Work item:
Lines from the entries below that hold "timestamp" form the answer; copy all of them.

Source data:
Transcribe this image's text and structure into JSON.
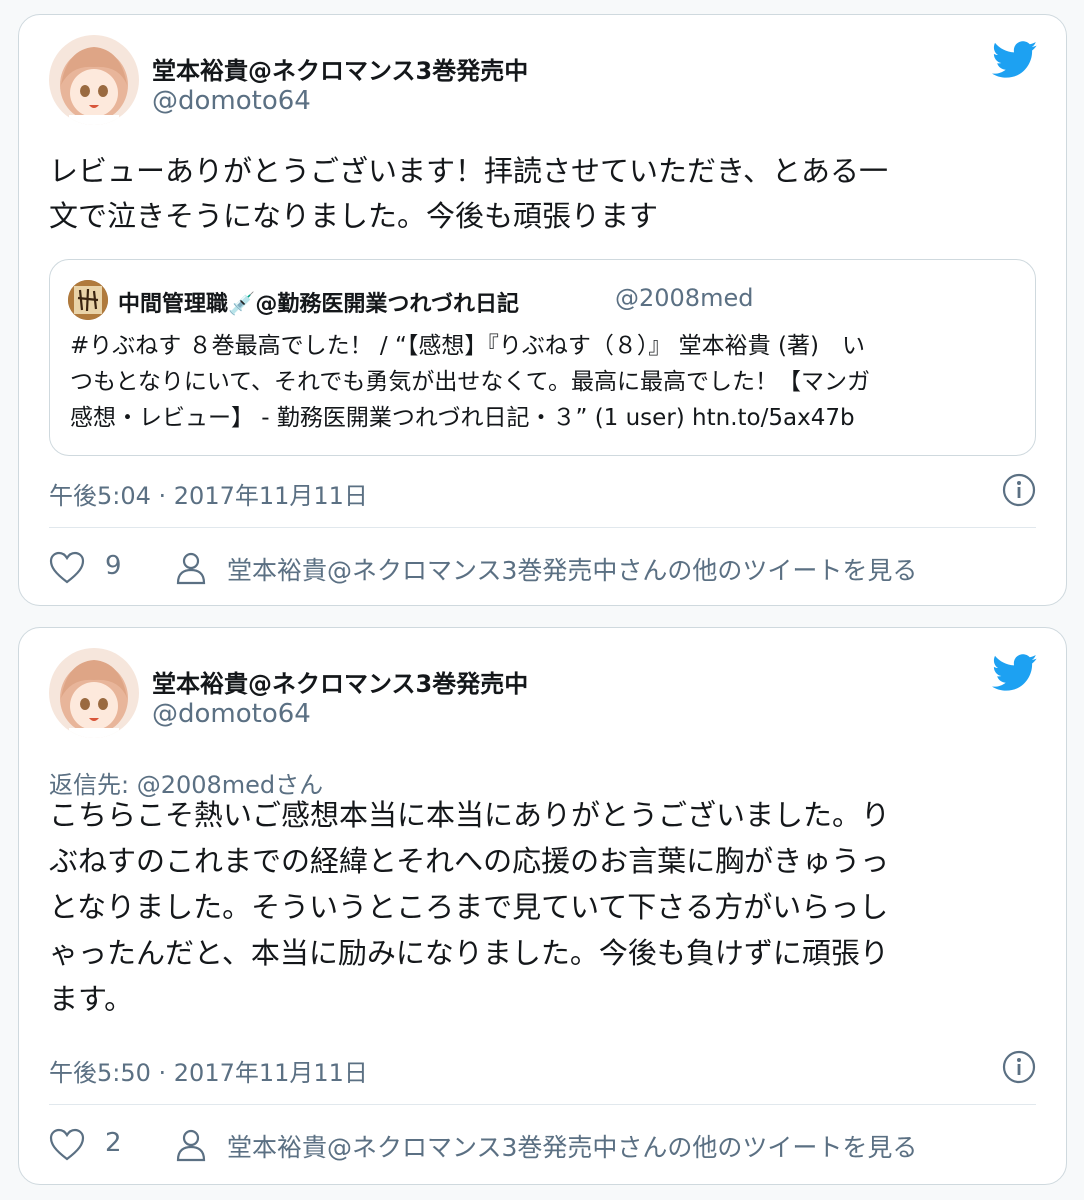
{
  "tweets": [
    {
      "author": {
        "display_name": "堂本裕貴@ネクロマンス3巻発売中",
        "handle": "@domoto64",
        "avatar_icon": "anime-girl-avatar"
      },
      "text": "レビューありがとうございます！拝読させていただき、とある一\n文で泣きそうになりました。今後も頑張ります",
      "quote": {
        "display_name": "中間管理職💉@勤務医開業つれづれ日記",
        "handle": "@2008med",
        "text": "#りぶねす ８巻最高でした！ / “【感想】『りぶねす（８）』 堂本裕貴 (著)　い\nつもとなりにいて、それでも勇気が出せなくて。最高に最高でした！【マンガ\n感想・レビュー】 - 勤務医開業つれづれ日記・３” (1 user) htn.to/5ax47b"
      },
      "timestamp": "午後5:04 · 2017年11月11日",
      "likes": "9",
      "more_link": "堂本裕貴@ネクロマンス3巻発売中さんの他のツイートを見る"
    },
    {
      "author": {
        "display_name": "堂本裕貴@ネクロマンス3巻発売中",
        "handle": "@domoto64",
        "avatar_icon": "anime-girl-avatar"
      },
      "reply_to": "返信先: @2008medさん",
      "text": "こちらこそ熱いご感想本当に本当にありがとうございました。り\nぶねすのこれまでの経緯とそれへの応援のお言葉に胸がきゅうっ\nとなりました。そういうところまで見ていて下さる方がいらっし\nゃったんだと、本当に励みになりました。今後も負けずに頑張り\nます。",
      "timestamp": "午後5:50 · 2017年11月11日",
      "likes": "2",
      "more_link": "堂本裕貴@ネクロマンス3巻発売中さんの他のツイートを見る"
    }
  ],
  "colors": {
    "twitter_blue": "#1da1f2",
    "secondary_text": "#5b7083",
    "border": "#cfd9de"
  }
}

Exercise answer:
      "timestamp": "午後5:04 · 2017年11月11日",
      "timestamp": "午後5:50 · 2017年11月11日",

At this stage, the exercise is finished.